>>>

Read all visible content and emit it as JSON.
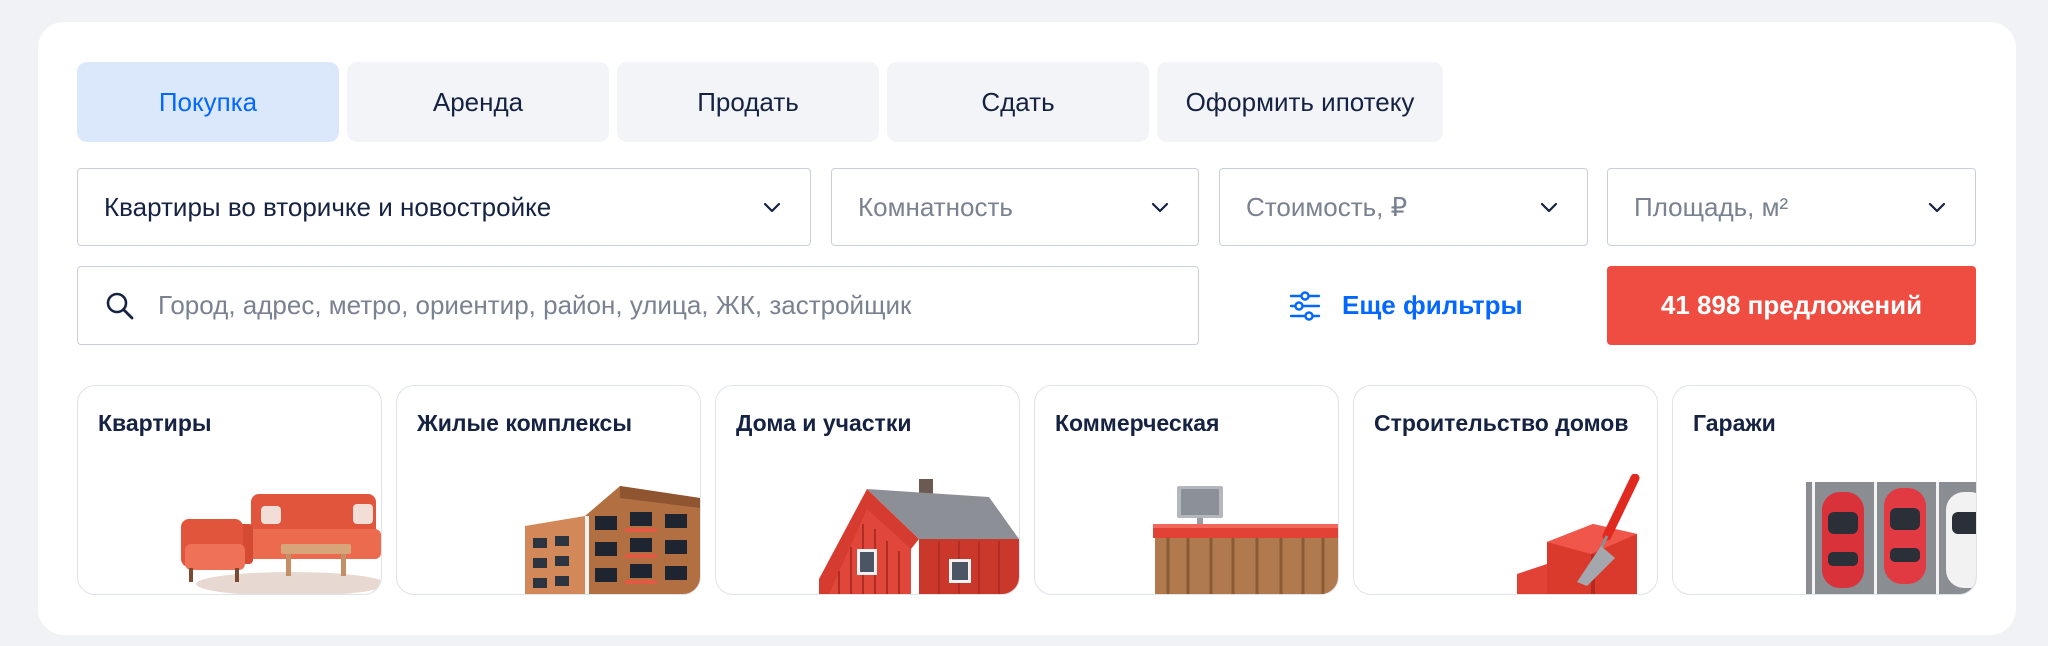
{
  "tabs": [
    {
      "label": "Покупка",
      "active": true
    },
    {
      "label": "Аренда",
      "active": false
    },
    {
      "label": "Продать",
      "active": false
    },
    {
      "label": "Сдать",
      "active": false
    },
    {
      "label": "Оформить ипотеку",
      "active": false
    }
  ],
  "filters": {
    "type": {
      "value": "Квартиры во вторичке и новостройке"
    },
    "rooms": {
      "placeholder": "Комнатность"
    },
    "price": {
      "placeholder": "Стоимость, ₽"
    },
    "area": {
      "placeholder": "Площадь, м²"
    }
  },
  "search": {
    "placeholder": "Город, адрес, метро, ориентир, район, улица, ЖК, застройщик",
    "icon": "search-icon"
  },
  "more_filters": {
    "label": "Еще фильтры",
    "icon": "sliders-icon"
  },
  "cta": {
    "label": "41 898 предложений"
  },
  "categories": [
    {
      "title": "Квартиры",
      "image": "sofa-image"
    },
    {
      "title": "Жилые комплексы",
      "image": "apartment-building-image"
    },
    {
      "title": "Дома и участки",
      "image": "house-image"
    },
    {
      "title": "Коммерческая",
      "image": "reception-desk-image"
    },
    {
      "title": "Строительство домов",
      "image": "brick-trowel-image"
    },
    {
      "title": "Гаражи",
      "image": "parked-cars-image"
    }
  ],
  "colors": {
    "accent": "#0468ff",
    "active_tab_bg": "#dbe8fc",
    "cta": "#ef4c42",
    "background": "#f1f2f6"
  }
}
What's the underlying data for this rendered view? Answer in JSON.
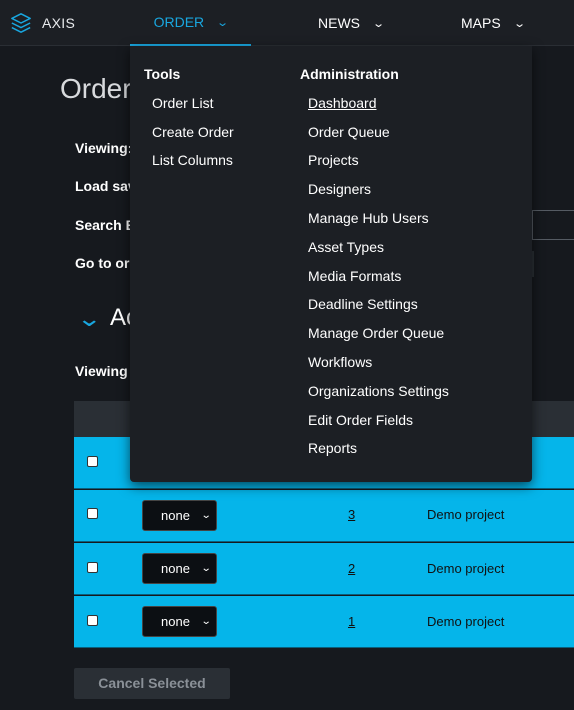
{
  "app": {
    "name": "AXIS"
  },
  "nav": {
    "order": "ORDER",
    "news": "NEWS",
    "maps": "MAPS"
  },
  "page": {
    "title": "Order",
    "labels": {
      "viewing": "Viewing:",
      "load_saved": "Load sav",
      "search_by": "Search B",
      "go_to_order": "Go to ord",
      "viewing2": "Viewing"
    },
    "section_title": "Ac",
    "rows": [
      {
        "select": "none",
        "number": "3",
        "project": "Demo project"
      },
      {
        "select": "none",
        "number": "2",
        "project": "Demo project"
      },
      {
        "select": "none",
        "number": "1",
        "project": "Demo project"
      }
    ],
    "cancel_selected": "Cancel Selected"
  },
  "dropdown": {
    "tools": {
      "heading": "Tools",
      "items": [
        "Order List",
        "Create Order",
        "List Columns"
      ]
    },
    "administration": {
      "heading": "Administration",
      "items": [
        "Dashboard",
        "Order Queue",
        "Projects",
        "Designers",
        "Manage Hub Users",
        "Asset Types",
        "Media Formats",
        "Deadline Settings",
        "Manage Order Queue",
        "Workflows",
        "Organizations Settings",
        "Edit Order Fields",
        "Reports"
      ]
    }
  },
  "colors": {
    "accent": "#19a7e0",
    "row_bg": "#05b5ea",
    "background": "#16191e",
    "menu_bg": "#1c1f24"
  },
  "icons": {
    "logo": "layers-icon",
    "chevron": "chevron-down-icon",
    "section": "chevron-down-icon"
  }
}
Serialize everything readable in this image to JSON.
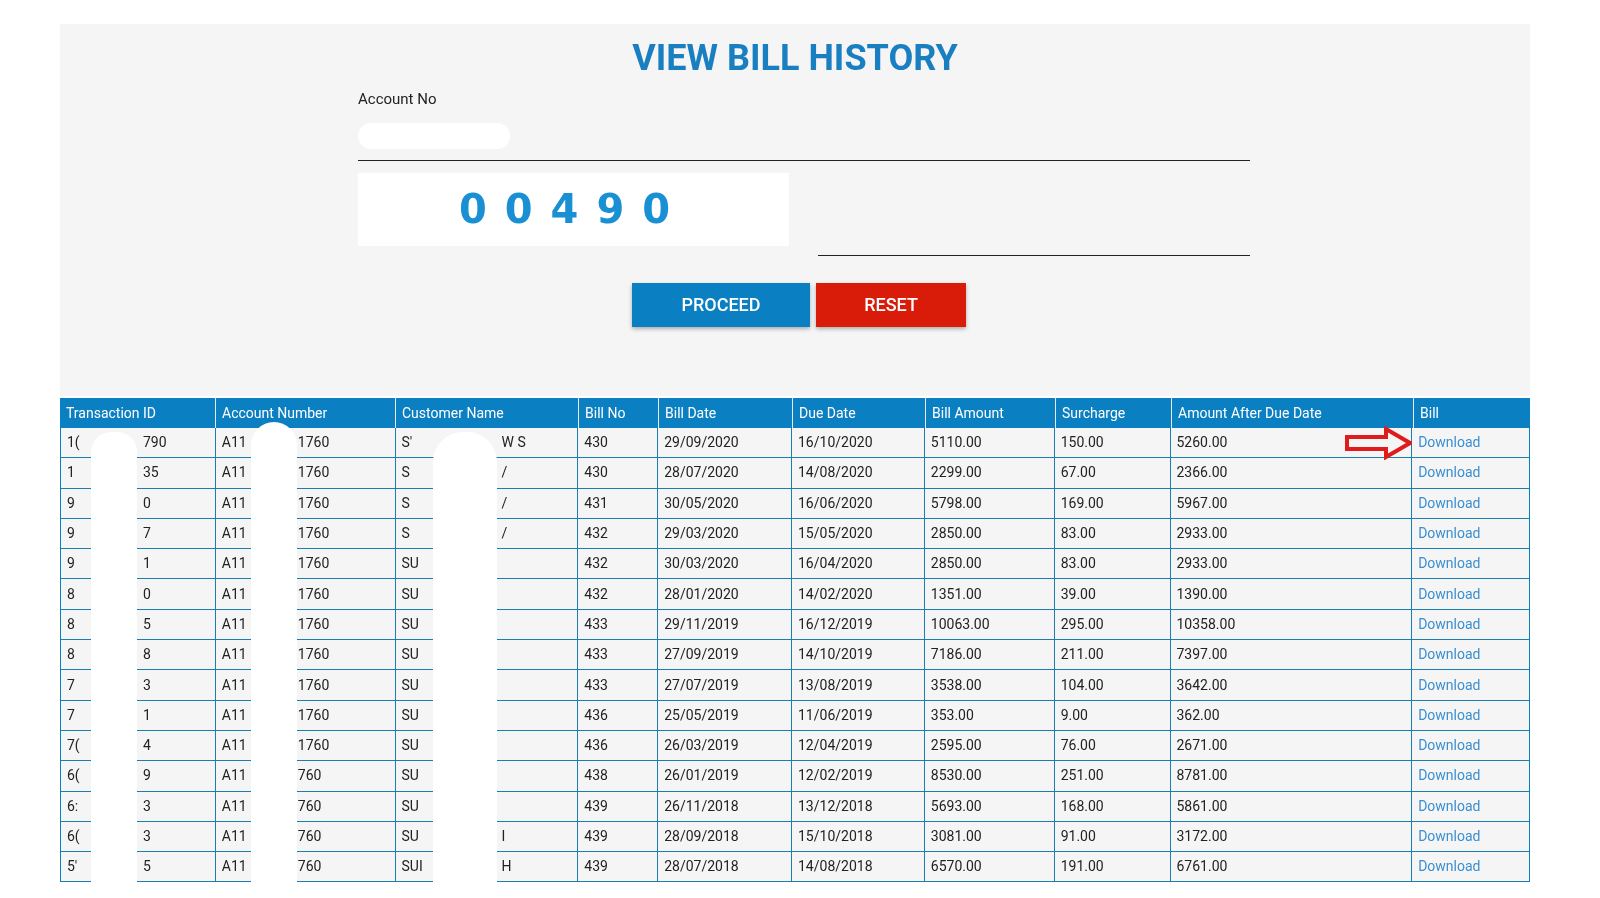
{
  "title": "VIEW BILL HISTORY",
  "form": {
    "account_label": "Account No",
    "captcha": "00490",
    "buttons": [
      {
        "label": "PROCEED",
        "kind": "primary"
      },
      {
        "label": "RESET",
        "kind": "danger"
      }
    ]
  },
  "table": {
    "columns": [
      "Transaction ID",
      "Account Number",
      "Customer Name",
      "Bill No",
      "Bill Date",
      "Due Date",
      "Bill Amount",
      "Surcharge",
      "Amount After Due Date",
      "Bill"
    ],
    "rows": [
      {
        "transaction_id": [
          "1(",
          "790"
        ],
        "account_number": [
          "A11",
          "1760"
        ],
        "customer_name": [
          "S'",
          "W S"
        ],
        "bill_no": "430",
        "bill_date": "29/09/2020",
        "due_date": "16/10/2020",
        "bill_amount": "5110.00",
        "surcharge": "150.00",
        "amount_after_due": "5260.00",
        "bill": "Download",
        "marked": true
      },
      {
        "transaction_id": [
          "1",
          "35"
        ],
        "account_number": [
          "A11",
          "1760"
        ],
        "customer_name": [
          "S",
          "/"
        ],
        "bill_no": "430",
        "bill_date": "28/07/2020",
        "due_date": "14/08/2020",
        "bill_amount": "2299.00",
        "surcharge": "67.00",
        "amount_after_due": "2366.00",
        "bill": "Download",
        "marked": false
      },
      {
        "transaction_id": [
          "9",
          "0"
        ],
        "account_number": [
          "A11",
          "1760"
        ],
        "customer_name": [
          "S",
          "/"
        ],
        "bill_no": "431",
        "bill_date": "30/05/2020",
        "due_date": "16/06/2020",
        "bill_amount": "5798.00",
        "surcharge": "169.00",
        "amount_after_due": "5967.00",
        "bill": "Download",
        "marked": false
      },
      {
        "transaction_id": [
          "9",
          "7"
        ],
        "account_number": [
          "A11",
          "1760"
        ],
        "customer_name": [
          "S",
          "/"
        ],
        "bill_no": "432",
        "bill_date": "29/03/2020",
        "due_date": "15/05/2020",
        "bill_amount": "2850.00",
        "surcharge": "83.00",
        "amount_after_due": "2933.00",
        "bill": "Download",
        "marked": false
      },
      {
        "transaction_id": [
          "9",
          "1"
        ],
        "account_number": [
          "A11",
          "1760"
        ],
        "customer_name": [
          "SU"
        ],
        "bill_no": "432",
        "bill_date": "30/03/2020",
        "due_date": "16/04/2020",
        "bill_amount": "2850.00",
        "surcharge": "83.00",
        "amount_after_due": "2933.00",
        "bill": "Download",
        "marked": false
      },
      {
        "transaction_id": [
          "8",
          "0"
        ],
        "account_number": [
          "A11",
          "1760"
        ],
        "customer_name": [
          "SU"
        ],
        "bill_no": "432",
        "bill_date": "28/01/2020",
        "due_date": "14/02/2020",
        "bill_amount": "1351.00",
        "surcharge": "39.00",
        "amount_after_due": "1390.00",
        "bill": "Download",
        "marked": false
      },
      {
        "transaction_id": [
          "8",
          "5"
        ],
        "account_number": [
          "A11",
          "1760"
        ],
        "customer_name": [
          "SU"
        ],
        "bill_no": "433",
        "bill_date": "29/11/2019",
        "due_date": "16/12/2019",
        "bill_amount": "10063.00",
        "surcharge": "295.00",
        "amount_after_due": "10358.00",
        "bill": "Download",
        "marked": false
      },
      {
        "transaction_id": [
          "8",
          "8"
        ],
        "account_number": [
          "A11",
          "1760"
        ],
        "customer_name": [
          "SU"
        ],
        "bill_no": "433",
        "bill_date": "27/09/2019",
        "due_date": "14/10/2019",
        "bill_amount": "7186.00",
        "surcharge": "211.00",
        "amount_after_due": "7397.00",
        "bill": "Download",
        "marked": false
      },
      {
        "transaction_id": [
          "7",
          "3"
        ],
        "account_number": [
          "A11",
          "1760"
        ],
        "customer_name": [
          "SU"
        ],
        "bill_no": "433",
        "bill_date": "27/07/2019",
        "due_date": "13/08/2019",
        "bill_amount": "3538.00",
        "surcharge": "104.00",
        "amount_after_due": "3642.00",
        "bill": "Download",
        "marked": false
      },
      {
        "transaction_id": [
          "7",
          "1"
        ],
        "account_number": [
          "A11",
          "1760"
        ],
        "customer_name": [
          "SU"
        ],
        "bill_no": "436",
        "bill_date": "25/05/2019",
        "due_date": "11/06/2019",
        "bill_amount": "353.00",
        "surcharge": "9.00",
        "amount_after_due": "362.00",
        "bill": "Download",
        "marked": false
      },
      {
        "transaction_id": [
          "7(",
          "4"
        ],
        "account_number": [
          "A11",
          "1760"
        ],
        "customer_name": [
          "SU"
        ],
        "bill_no": "436",
        "bill_date": "26/03/2019",
        "due_date": "12/04/2019",
        "bill_amount": "2595.00",
        "surcharge": "76.00",
        "amount_after_due": "2671.00",
        "bill": "Download",
        "marked": false
      },
      {
        "transaction_id": [
          "6(",
          "9"
        ],
        "account_number": [
          "A11",
          "760"
        ],
        "customer_name": [
          "SU"
        ],
        "bill_no": "438",
        "bill_date": "26/01/2019",
        "due_date": "12/02/2019",
        "bill_amount": "8530.00",
        "surcharge": "251.00",
        "amount_after_due": "8781.00",
        "bill": "Download",
        "marked": false
      },
      {
        "transaction_id": [
          "6:",
          "3"
        ],
        "account_number": [
          "A11",
          "760"
        ],
        "customer_name": [
          "SU"
        ],
        "bill_no": "439",
        "bill_date": "26/11/2018",
        "due_date": "13/12/2018",
        "bill_amount": "5693.00",
        "surcharge": "168.00",
        "amount_after_due": "5861.00",
        "bill": "Download",
        "marked": false
      },
      {
        "transaction_id": [
          "6(",
          "3"
        ],
        "account_number": [
          "A11",
          "760"
        ],
        "customer_name": [
          "SU",
          "I"
        ],
        "bill_no": "439",
        "bill_date": "28/09/2018",
        "due_date": "15/10/2018",
        "bill_amount": "3081.00",
        "surcharge": "91.00",
        "amount_after_due": "3172.00",
        "bill": "Download",
        "marked": false
      },
      {
        "transaction_id": [
          "5'",
          "5"
        ],
        "account_number": [
          "A11",
          "760"
        ],
        "customer_name": [
          "SUI",
          "H"
        ],
        "bill_no": "439",
        "bill_date": "28/07/2018",
        "due_date": "14/08/2018",
        "bill_amount": "6570.00",
        "surcharge": "191.00",
        "amount_after_due": "6761.00",
        "bill": "Download",
        "marked": false
      }
    ]
  }
}
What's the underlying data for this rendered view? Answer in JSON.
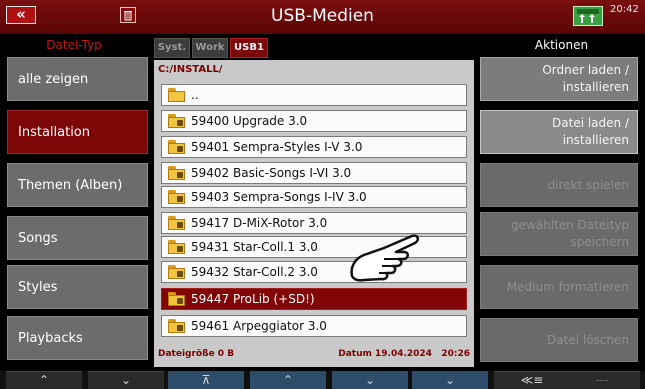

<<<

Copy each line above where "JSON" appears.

Read all visible content and emit it as JSON.
What's the underlying data for this rendered view? Answer in JSON.
Serialize everything readable in this image to JSON.
What's the underlying data for this rendered view? Answer in JSON.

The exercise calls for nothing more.